The best TV show of the year? Definitely so far…Michaela Coel’s I May Destroy You is just superb
“Just look in the mirror, you know what I mean? It’s really uncomfortable and unnerving for everyone”
Has ‘the grey area’ ever seemed so interesting? Probing into the complexities of real life and fully embracing the fact that there are rarely ever any simple answers, Michaela Coel’s I May Destroy You has felt like a real breath of bracingly fresh air.
Sexual consent for straights and gays, dealing with trauma on a personal and institutional level, the perils of buying into social media hype, portraying the scale of casual sex and drug use whilst acknowledging its inherent pitfalls, examining how we bury memories from both the recent and distant past and that’s just scratching the surface. Continue reading “TV Review: I May Destroy You”
Despite a fabulous returning cast, Series 2 of The Split is classy-looking tosh. Very watchable but tosh all the same.
“The last thing we need is for any more salacious details to come out”
Much like Series 1, the second season of Abi Morgan’s The Split treads a line between legal drama and deluxe soap opera and more often than not, it is less of a balancing act and more of a case of elements of the former sprinkled into a heavy dose of the latter.
Which in many ways in just fine. Getting to see the likes of Nicola Walker, Deborah Findlay and Anna Chancellor strutting in expensive contemporary costumery is a blessing in itself and the production values of this show never dip below the glossy magazine standards it has set itself. Continue reading “TV Review: The Split Series 2”
A starry Mary Queen of Scots proves an intriguing if a little frustrating film debut for Josie Rourke
“The world will decide for itself”
An intriguing, if a little frustrating one this. Josie Rourke is a titan in the world of theatre and Mary Queen of Scots marks her cinematic debut. But despite a classy pair of lead performances from Saoirse Ronan and Margot Robbie as diametrically opposed queens Mary and Elizabeth, an ensemble consisting of the cream of British acting talent, and the sweeping beauty of the Highlands to frame every other shot, the film never really quite sparks into life.

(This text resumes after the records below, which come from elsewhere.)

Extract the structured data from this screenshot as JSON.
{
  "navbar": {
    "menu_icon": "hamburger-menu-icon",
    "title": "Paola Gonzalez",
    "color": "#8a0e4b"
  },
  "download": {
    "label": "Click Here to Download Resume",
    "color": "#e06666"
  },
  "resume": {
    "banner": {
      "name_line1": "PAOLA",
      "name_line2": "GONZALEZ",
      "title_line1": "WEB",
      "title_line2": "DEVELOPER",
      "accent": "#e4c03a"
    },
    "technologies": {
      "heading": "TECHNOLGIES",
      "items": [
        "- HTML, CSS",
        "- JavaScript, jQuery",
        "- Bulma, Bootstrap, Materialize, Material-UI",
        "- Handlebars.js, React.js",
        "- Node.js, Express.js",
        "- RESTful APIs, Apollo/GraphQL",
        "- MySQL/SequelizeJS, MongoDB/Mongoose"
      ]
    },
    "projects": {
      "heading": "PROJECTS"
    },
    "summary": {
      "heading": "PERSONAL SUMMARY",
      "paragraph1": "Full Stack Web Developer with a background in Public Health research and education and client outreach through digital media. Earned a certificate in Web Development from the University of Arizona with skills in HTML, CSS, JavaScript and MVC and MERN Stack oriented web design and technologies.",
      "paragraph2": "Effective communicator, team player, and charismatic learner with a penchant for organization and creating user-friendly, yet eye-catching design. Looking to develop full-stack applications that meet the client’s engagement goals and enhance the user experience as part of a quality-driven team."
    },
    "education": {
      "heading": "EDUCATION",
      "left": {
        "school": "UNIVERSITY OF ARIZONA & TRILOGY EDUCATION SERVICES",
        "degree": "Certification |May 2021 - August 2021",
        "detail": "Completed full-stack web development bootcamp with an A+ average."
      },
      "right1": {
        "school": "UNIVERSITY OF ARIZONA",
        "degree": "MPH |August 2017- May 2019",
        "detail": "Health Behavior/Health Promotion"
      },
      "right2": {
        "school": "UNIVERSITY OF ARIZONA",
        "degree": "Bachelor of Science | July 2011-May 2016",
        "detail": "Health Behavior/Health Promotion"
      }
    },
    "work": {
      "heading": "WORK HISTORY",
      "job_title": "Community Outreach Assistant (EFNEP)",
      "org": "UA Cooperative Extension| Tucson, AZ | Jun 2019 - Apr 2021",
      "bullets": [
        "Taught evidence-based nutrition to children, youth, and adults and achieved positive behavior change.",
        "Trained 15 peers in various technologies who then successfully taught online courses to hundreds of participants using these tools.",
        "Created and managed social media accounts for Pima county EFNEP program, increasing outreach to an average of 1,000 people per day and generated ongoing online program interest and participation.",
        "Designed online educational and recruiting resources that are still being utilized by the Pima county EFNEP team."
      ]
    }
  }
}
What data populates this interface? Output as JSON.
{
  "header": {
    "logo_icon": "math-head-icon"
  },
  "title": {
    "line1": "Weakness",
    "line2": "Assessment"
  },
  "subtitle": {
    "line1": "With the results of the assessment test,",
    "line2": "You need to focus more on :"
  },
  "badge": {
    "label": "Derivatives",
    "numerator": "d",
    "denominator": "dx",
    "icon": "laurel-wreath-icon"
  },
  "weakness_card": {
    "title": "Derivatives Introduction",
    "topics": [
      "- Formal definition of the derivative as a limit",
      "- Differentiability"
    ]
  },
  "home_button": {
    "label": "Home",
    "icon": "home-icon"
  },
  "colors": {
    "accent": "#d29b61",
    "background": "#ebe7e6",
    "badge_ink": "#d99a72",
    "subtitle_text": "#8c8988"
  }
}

Beau Willimon’s screenplay, based on John Guy’s book Queen of Scots: The True Life of Mary Stuart, dances around historical accuracy with its own determination, building in a climactic meeting between the two which although visually striking, dramatically brings precious little. Before then, the film is plotted as a strategic confrontation between two monarchs, two women, who are battling the worlds around them as much as each other. Continue reading “Film Review: Mary Queen of Scots (2018)”
Sarah DeLappe’s play The Wolves proves a striking piece of ensemble work full of incisive teen insight at Theatre Royal Stratford East
“We should be, like, very very thankful for our liberties you know”
You don’t want to instinctively compare The Wolves to Dance Nation but as far as new plays written by American women about teenage girls involved in competitive sport go, the parallels are there. Sarah DeLappe’s debut play receives a visually striking production here from Ellen McDougall, with some superb design work from Rosie Elnile.
The sport here is football, indoor soccer to be precise, and we follow this team over five weeks’ worth of games. But the focus isn’t the games, it is the young women playing them – known only by their shirt numbers, not their names – the characters being formed by this intense group interaction, which ranges from jokey banter to the deeply profound. Continue reading “Review: The Wolves, Theatre Royal Stratford East”
Alice Schofield’s New Views-winning play If We Were Older is an absolute triumph at the National Theatre – a bright new talent is discovered
“An old woman is staring at me holding hands with a girl on the tube…”
Wowzers! I was hoping for an enjoyable afternoon catching up on some of the plays that were shortlisted for the National Theatre’s New Views teen playwriting competition, but I wasn’t expecting to be completely blown away by the one that was victorious. If We Were Older by Alice Schofield (a student of CAPA College, Wakefield) proves a more than worthy winner and absolutely, completely, worth junking your plans for late Friday afternoon so that you can catch its final performance.
On finally getting round to watching Patrick Gale’s Man in an Orange Shirt, I was left a tad disappointed in the conventionally linear way it explored its dual timestreams. And it is tempting to think that Schofield might have felt the same way, as as her characters Maggie and Daisy have a little contretemps on the tube, the fallout in which she explores each of their personal histories is beautifully commingled, their stories intricately entwined as we discover they’re so much more alike than they could ever know. Continue reading “Review: If We Were Older, National Theatre”